• INSTRUCTIONS FOR THE TASK: Would you tally how many lines in the records include the word "GIMP"? Reply with the number only.

[Collection entries]
--- --- ---

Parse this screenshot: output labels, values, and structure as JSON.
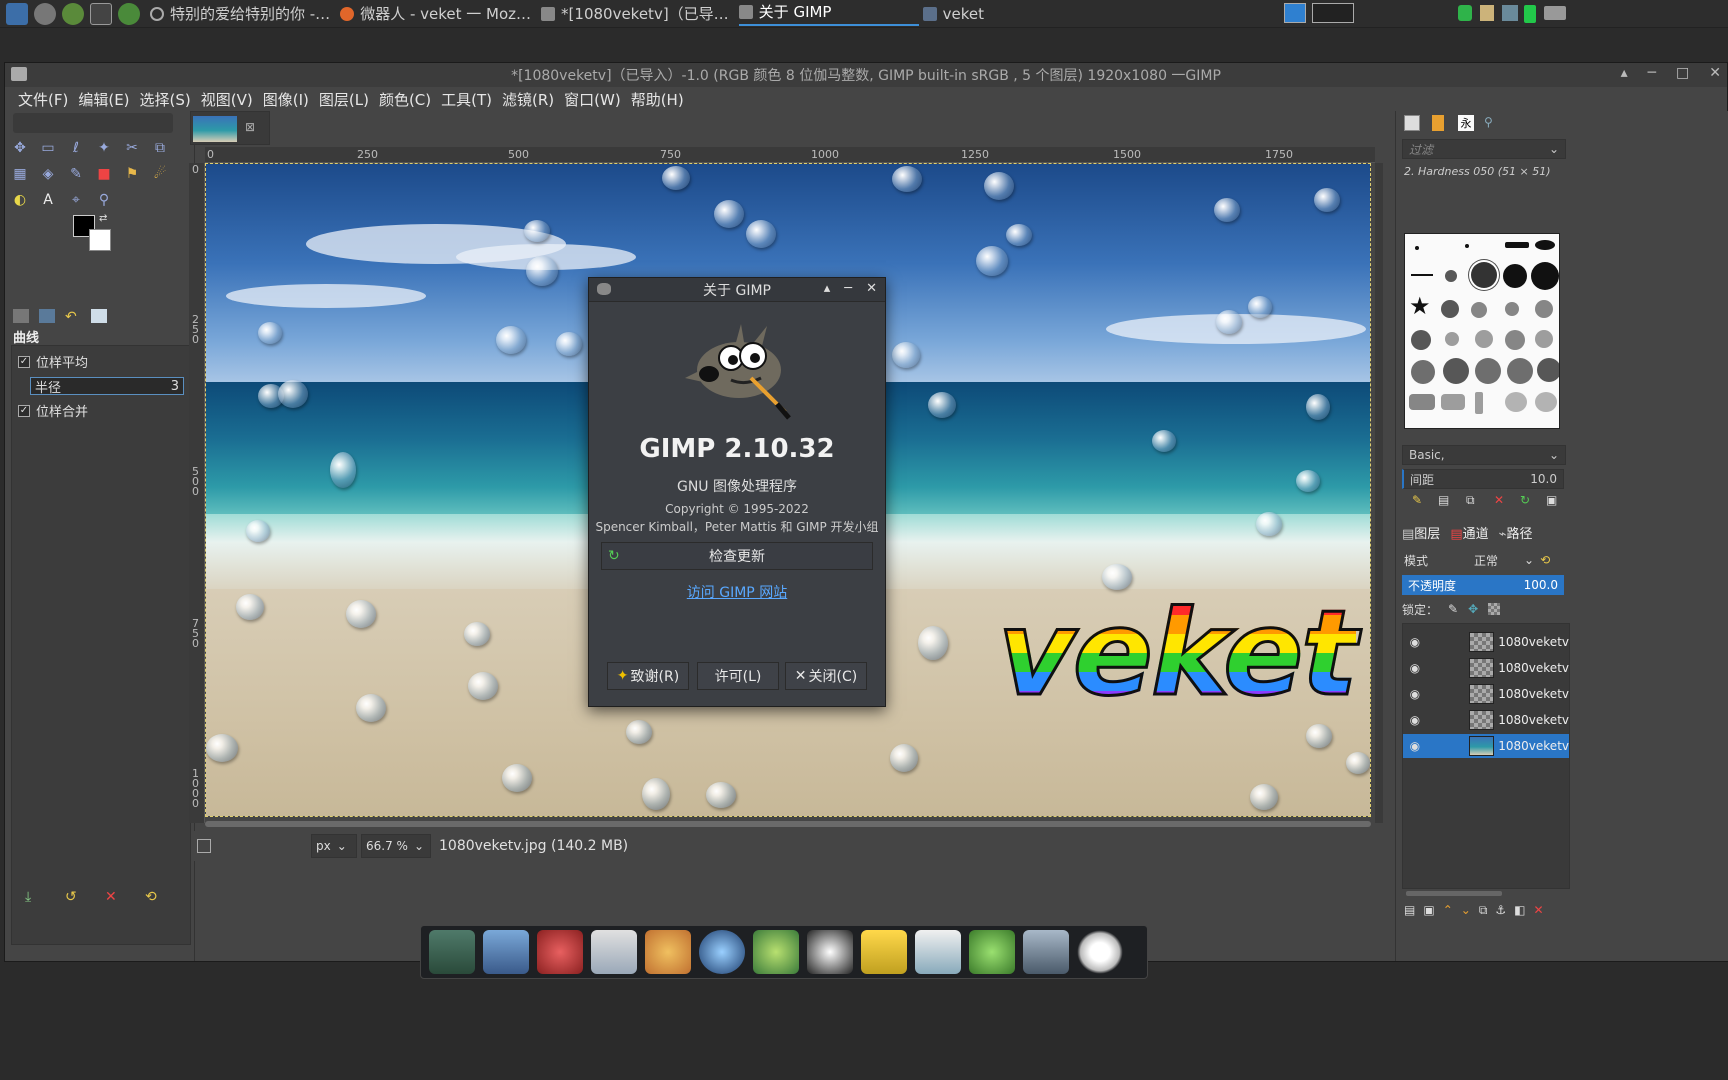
{
  "taskbar": {
    "tasks": [
      {
        "label": "特别的爱给特别的你 -…"
      },
      {
        "label": "微器人 - veket 一 Moz…"
      },
      {
        "label": "*[1080veketv]（已导…"
      },
      {
        "label": "关于 GIMP"
      },
      {
        "label": "veket"
      }
    ]
  },
  "window": {
    "title": "*[1080veketv]（已导入）-1.0 (RGB 颜色 8 位伽马整数, GIMP built-in sRGB , 5 个图层) 1920x1080 一GIMP",
    "buttons": [
      "▴",
      "─",
      "□",
      "✕"
    ]
  },
  "menu": [
    "文件(F)",
    "编辑(E)",
    "选择(S)",
    "视图(V)",
    "图像(I)",
    "图层(L)",
    "颜色(C)",
    "工具(T)",
    "滤镜(R)",
    "窗口(W)",
    "帮助(H)"
  ],
  "tool_options": {
    "title": "曲线",
    "sample_average_label": "位样平均",
    "sample_average_checked": true,
    "radius_label": "半径",
    "radius_value": "3",
    "sample_merged_label": "位样合并",
    "sample_merged_checked": true
  },
  "ruler": {
    "h_ticks": [
      "0",
      "250",
      "500",
      "750",
      "1000",
      "1250",
      "1500",
      "1750"
    ],
    "v_ticks": [
      "0",
      "2\n5\n0",
      "5\n0\n0",
      "7\n5\n0",
      "1\n0\n0\n0"
    ]
  },
  "statusbar": {
    "unit": "px",
    "zoom": "66.7 %",
    "file_info": "1080veketv.jpg (140.2 MB)"
  },
  "canvas": {
    "overlay_text": "veket"
  },
  "brushes": {
    "filter_placeholder": "过滤",
    "selected_brush": "2. Hardness 050 (51 × 51)",
    "preset": "Basic,",
    "spacing_label": "间距",
    "spacing_value": "10.0"
  },
  "layers": {
    "tabs": [
      "图层",
      "通道",
      "路径"
    ],
    "mode_label": "模式",
    "mode_value": "正常",
    "opacity_label": "不透明度",
    "opacity_value": "100.0",
    "lock_label": "锁定：",
    "items": [
      {
        "name": "1080veketv",
        "selected": false
      },
      {
        "name": "1080veketv",
        "selected": false
      },
      {
        "name": "1080veketv",
        "selected": false
      },
      {
        "name": "1080veketv",
        "selected": false
      },
      {
        "name": "1080veketv",
        "selected": true
      }
    ]
  },
  "about_dialog": {
    "title": "关于 GIMP",
    "version": "GIMP 2.10.32",
    "subtitle": "GNU 图像处理程序",
    "copyright": "Copyright © 1995-2022",
    "authors": "Spencer Kimball，Peter Mattis 和 GIMP 开发小组",
    "check_update": "检查更新",
    "visit_site": "访问 GIMP 网站",
    "credits_button": "致谢(R)",
    "license_button": "许可(L)",
    "close_button": "关闭(C)"
  },
  "colors": {
    "accent": "#2a76c6",
    "link": "#59a8ff"
  }
}
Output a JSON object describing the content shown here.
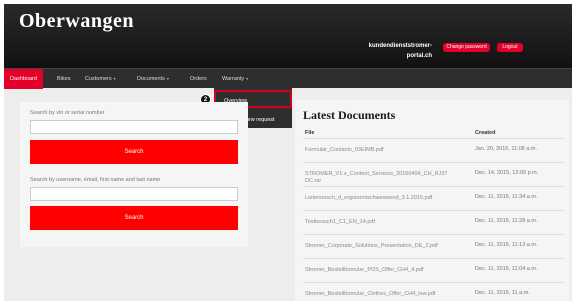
{
  "header": {
    "brand": "Oberwangen",
    "user_line1": "kundendienststromer-",
    "user_line2": "portal.ch",
    "change_password_label": "Change password",
    "logout_label": "Logout"
  },
  "nav": {
    "items": [
      {
        "label": "Dashboard",
        "active": true
      },
      {
        "label": "Bikes"
      },
      {
        "label": "Customers",
        "caret": "▾"
      },
      {
        "label": "Documents",
        "caret": "▾"
      },
      {
        "label": "Orders"
      },
      {
        "label": "Warranty",
        "caret": "▾"
      }
    ]
  },
  "dropdown": {
    "step_badge": "2",
    "items": [
      "Overview",
      "Create a new request"
    ]
  },
  "search": {
    "vin_label": "Search by vin or serial number",
    "vin_value": "",
    "vin_button": "Search",
    "user_label": "Search by username, email, first name and last name",
    "user_value": "",
    "user_button": "Search"
  },
  "documents": {
    "title": "Latest Documents",
    "col_file": "File",
    "col_created": "Created",
    "rows": [
      {
        "file": "Formular_Contacts_03EIMB.pdf",
        "created": "Jan. 20, 2016, 11:08 a.m."
      },
      {
        "file": "STROMER_V1.x_Content_Services_20160404_CH_RJ37 DC.rar",
        "created": "Dec. 14, 2015, 12:05 p.m."
      },
      {
        "file": "Leitervorsch_d_ergonomischweswend_3.1.2015.pdf",
        "created": "Dec. 11, 2015, 11:34 a.m."
      },
      {
        "file": "Testbesuch1_C1_EN_14.pdf",
        "created": "Dec. 11, 2015, 11:28 a.m."
      },
      {
        "file": "Stromer_Corporate_Solutions_Presentation_DE_2.pdf",
        "created": "Dec. 11, 2015, 11:13 a.m."
      },
      {
        "file": "Stromer_Bestellformular_POS_Offer_CH4_4.pdf",
        "created": "Dec. 11, 2015, 11:04 a.m."
      },
      {
        "file": "Stromer_Bestellformular_Clothes_Offer_CH4_low.pdf",
        "created": "Dec. 11, 2015, 11 a.m."
      }
    ]
  },
  "colors": {
    "accent_red": "#ff0000",
    "nav_active": "#e4002b",
    "topbar": "#1a1a1a"
  }
}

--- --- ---

• COMPLETED EXERCISE: 6